1. Who can file a lawsuit in a Illinois truck accident case?

 Who can file an Illinois wrongful death lawsuit after a truck accident?When thinking about any critical question related to truck accident cases, remember the elements of the case itself. This should guide most questions of law and fact. With these disputes, they will typically be governed by general negligence principles. This means that plaintiffs must allege that defendants breached a legal duty and that that negligent conduct caused them injury and damages. If you are involved in a truck accident and can make out all four elements (1. Breach. 2. Injury. 3. Causation 4. Damages.), then you can pursue a case.

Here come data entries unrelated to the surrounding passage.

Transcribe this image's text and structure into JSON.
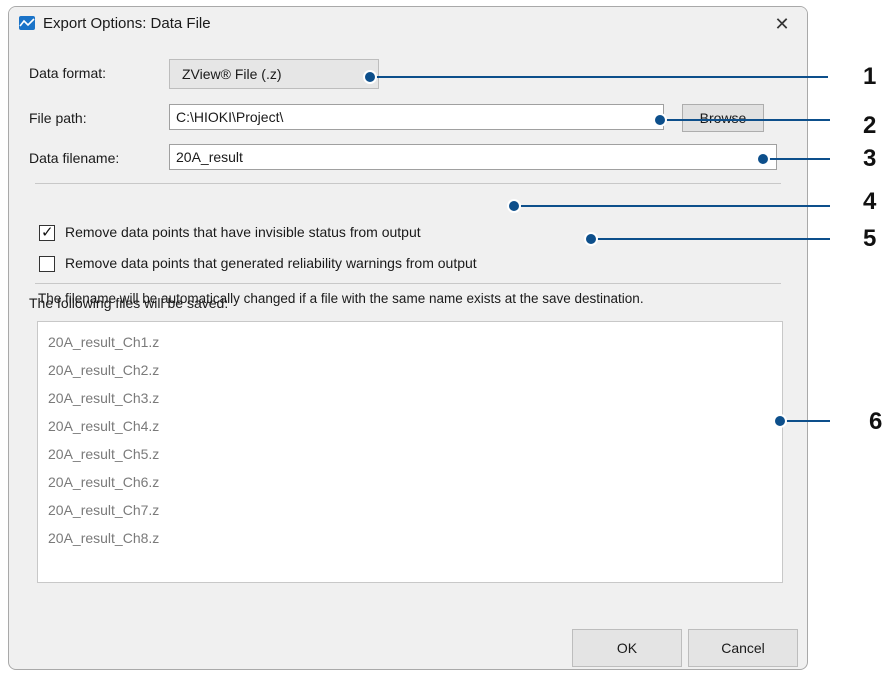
{
  "window": {
    "title": "Export Options: Data File",
    "close_glyph": "✕",
    "icon": "app-graph-icon"
  },
  "form": {
    "data_format_label": "Data format:",
    "data_format_value": "ZView® File (.z)",
    "file_path_label": "File path:",
    "file_path_value": "C:\\HIOKI\\Project\\",
    "browse_label": "Browse",
    "data_filename_label": "Data filename:",
    "data_filename_value": "20A_result"
  },
  "options": [
    {
      "label": "Remove data points that have invisible status from output",
      "checked": true
    },
    {
      "label": "Remove data points that generated reliability warnings from output",
      "checked": false
    }
  ],
  "files": {
    "heading": "The following files will be saved:",
    "note": "The filename will be automatically changed if a file with the same name exists at the save destination.",
    "items": [
      "20A_result_Ch1.z",
      "20A_result_Ch2.z",
      "20A_result_Ch3.z",
      "20A_result_Ch4.z",
      "20A_result_Ch5.z",
      "20A_result_Ch6.z",
      "20A_result_Ch7.z",
      "20A_result_Ch8.z"
    ]
  },
  "buttons": {
    "ok": "OK",
    "cancel": "Cancel"
  },
  "callouts": [
    "1",
    "2",
    "3",
    "4",
    "5",
    "6"
  ],
  "colors": {
    "callout": "#0d4f8b",
    "accent": "#1a73c8"
  }
}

Here is a list of people that normally fit that profile.

  • Drivers: If you were a driver involved in a truck accident then you can bring a lawsuit to court if the other driver was at fault and injured you or otherwise caused you damages.
  • Passengers: If you were a passenger in any of the vehicles involved in the accident, then you can pursue a claim for damages.
  • Bicyclists: Bicyclists are often involved in collisions with vehicles, especially trucks. They can definitely use legal action to obtain compensation if they were not at fault and obeyed all laws of the road prior to the crash.
  • Pedestrians: Pedestrian and truck accidents are more common than you might think, unfortunately, and they often occur in the context of crosswalks or sideswipes. It is very hard to make out how the pedestrian was responsible for many incidents –unless they darted out at night-and therefore they very often file lawsuits against the irresponsible truck drivers.
  • Bystanders: The sheer size, speed, and force of Illinois truck accidents leaves many people on the sidelines in the crosshairs. Bystanders are frequently injured in these scenarios and they can definitely seek justice and recovery against the driver at fault for starting the crash.
  • Spouses and Family: If the trucking accident in focus resulted in someone’s death, then the spouse and family of the decedent can bring an action to recover for lost support, services, and companionship.

2. Who can be sued in a Illinois truck accident case?

Again, to understand who you can proceed against in an Illinois trucking accident case, consider the basic legal elements of your action and who committed the underlying conduct. Most plaintiffs set their sights on these targets.

    • Truck Driver: Obviously, the truck driver who instigated the collision and subsequent harm is liable to you for all injuries that follow.
    • Employer: Under certain circumstances, the employer of the truck driver can be liable to you. The test is generally if the employee was acting in the scope of employment (i.e. for the benefit of the employer and subject to the employer’s control) at the time of accident.
    • Product Manufacturer: If the cause of the crash was a faulty product, then you could potentially pursue a case against the manufacturer of the deficiently designed or manufactured part.
    • Parent/Truck Owner: Persons that give their truck to others could be liable if that user harms others under a theory of negligent entrustment. Illinois law defines that as the following: “Consists of entrusting a dangerous article to another whom the lender knows, or should know, is likely to use it in a manner involving an unreasonable risk of harm to others.” Norskog v. Pfiel, 197 Ill. 2d 60 (2001). Clearly, this involves proving a distinct set of elements but it is commonly used when the driver is a minor, drunk, or unskilled to handle it. Also, when the subject vehicle is a large truck, the issue of showing it was a “dangerous article” should not be hard to show.

Of course, there can always be other people whom you can sue but this is generally the place to start. With one of our qualified attorneys, you can discuss how to best bring your suit and whom to bring it against.

For more information on questions related to Truck Accidents please visit the following pages: